The benefits to premature infants of “Kangaroo Mother Care” can be profound: it can mean the difference between life and death for small and sick babies. Now a new study, conducted two decades after a group of Colombian parents were shown how to keep their perilously tiny babies warm, reassured and nourished through continuous skin-to-skin contact and breastfeeding, shows that as young adults those children continue to benefit in many major ways. In short Kangaroo Mother Care can set off a cascade of positive events that allow these children to thrive.

Led by the Kangaroo Foundation of Colombia and published in the journal Pediatrics, the Government of Canada supported the research through Grand Challenges Canada’s “Saving Brains” program, in association with Colombia’s Administrative Department of Science, Technology and Innovation (COLCIENCIAS).

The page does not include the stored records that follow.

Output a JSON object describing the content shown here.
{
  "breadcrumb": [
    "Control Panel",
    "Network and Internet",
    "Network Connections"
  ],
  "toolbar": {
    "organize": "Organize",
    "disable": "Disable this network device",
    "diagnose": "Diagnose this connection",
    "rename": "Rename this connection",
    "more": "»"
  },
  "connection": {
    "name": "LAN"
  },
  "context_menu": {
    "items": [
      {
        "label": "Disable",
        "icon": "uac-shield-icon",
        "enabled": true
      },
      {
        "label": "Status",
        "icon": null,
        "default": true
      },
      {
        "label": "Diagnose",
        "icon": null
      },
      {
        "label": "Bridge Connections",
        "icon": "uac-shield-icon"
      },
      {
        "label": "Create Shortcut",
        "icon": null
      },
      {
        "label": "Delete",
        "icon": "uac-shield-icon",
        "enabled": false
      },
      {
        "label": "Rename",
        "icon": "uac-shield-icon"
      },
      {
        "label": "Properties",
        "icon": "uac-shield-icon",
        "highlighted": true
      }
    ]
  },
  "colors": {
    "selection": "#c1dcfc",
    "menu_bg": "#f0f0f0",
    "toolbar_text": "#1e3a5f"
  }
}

Most fundamentally, compared to premature and low birth weight contemporaries who received “traditional” inpatient incubator care, the research found that KMC offered significant protection against early death.

Among survivors in both cohorts, however, the study found that KMC kids had larger brains — significantly larger volumes of total grey matter, cerebral cortex, and left caudate nucleus, which plays a vital role in how the brain learns, specifically related to the storing and processing of memories.

And as young workers they earned substantially bigger paycheques — average hourly wages were almost 53 percent higher.

Families trained in Kangaroo Mother Care were more likely to remain together and to be more protective and nurturing.  These families were more likely to enroll their toddlers in preschool. As children, KMC kids were half as likely to have missed school days.

Scores for aggressiveness and hyperactivity were 16% lower in the KMC group, particularly among children of less-educated mothers.

Scores for externalization (the ability to express feelings, especially negative feelings, a trait associated with risk of juvenile delinquency, academic failure, and inadequate social adjustment), averaged 20% lower in the KMC group.

The KMC parents also reported less antisocial behaviour by their children, compared to the reports of control group parents.

These findings have important significance, given that about 15 million premature infants are born each year — one every two seconds. Preterm birth complications are the leading cause of death among children under 5, responsible for nearly 1 million deaths in 2015.  Many survivors face a lifetime of disability, including learning disabilities and visual and hearing problems.

Premature and low birth weight infants generally require extra care to avoid illness and death from secondary, preventable complications such as hypothermia and infection. This is a particular problem in developing countries, where incubators and similar technologies are often scarce, over-crowded or unreliable, as well as costly.

A trained Kangaroo Mother Care parent or caregiver becomes a child’s incubator and its main source of food and stimulation. The technique involves continuous skin-to-skin contact between caregiver and infant, with the baby nested in a “kangaroo” position on the caregiver’s chest as soon as possible after birth. The technique is accompanied by exclusive breastfeeding.

Kangaroo Mother Care also prepares the mother and child to go home as soon as possible from the hospital, after which there is rigorous monitoring of baby and mother until the infant reaches one year of corrected age (the baby’s age based on due date rather than date of birth). Family solidarity around the frail child is a key element in the success of the Kangaroo Mother Care technique.

This knowledge, we believe, must be used to extend KMC coverage to the 18 million premature and low birth weight infants born each year who are candidates for the technique.  This is a powerful, efficient, scientifically based health care intervention that can be used in all settings, from those with very restricted to unrestricted access to health care.

It is universally affordable and can make all the difference in the world for premature and low birth weight infants.

 

To learn more about Kangaroo Mother Care, visit www.fundacioncanguro.co.

And for more information about Grand Challenges Canada and the Saving Brains Partnership: www.grandchallenges.ca

 

Dr. Nathalie Charpak is Director of the Kangaroo Foundation in Bogotá, Colombia.  Dr. Karlee Silver is Vice President, Programs, at Grand Challenges Canada.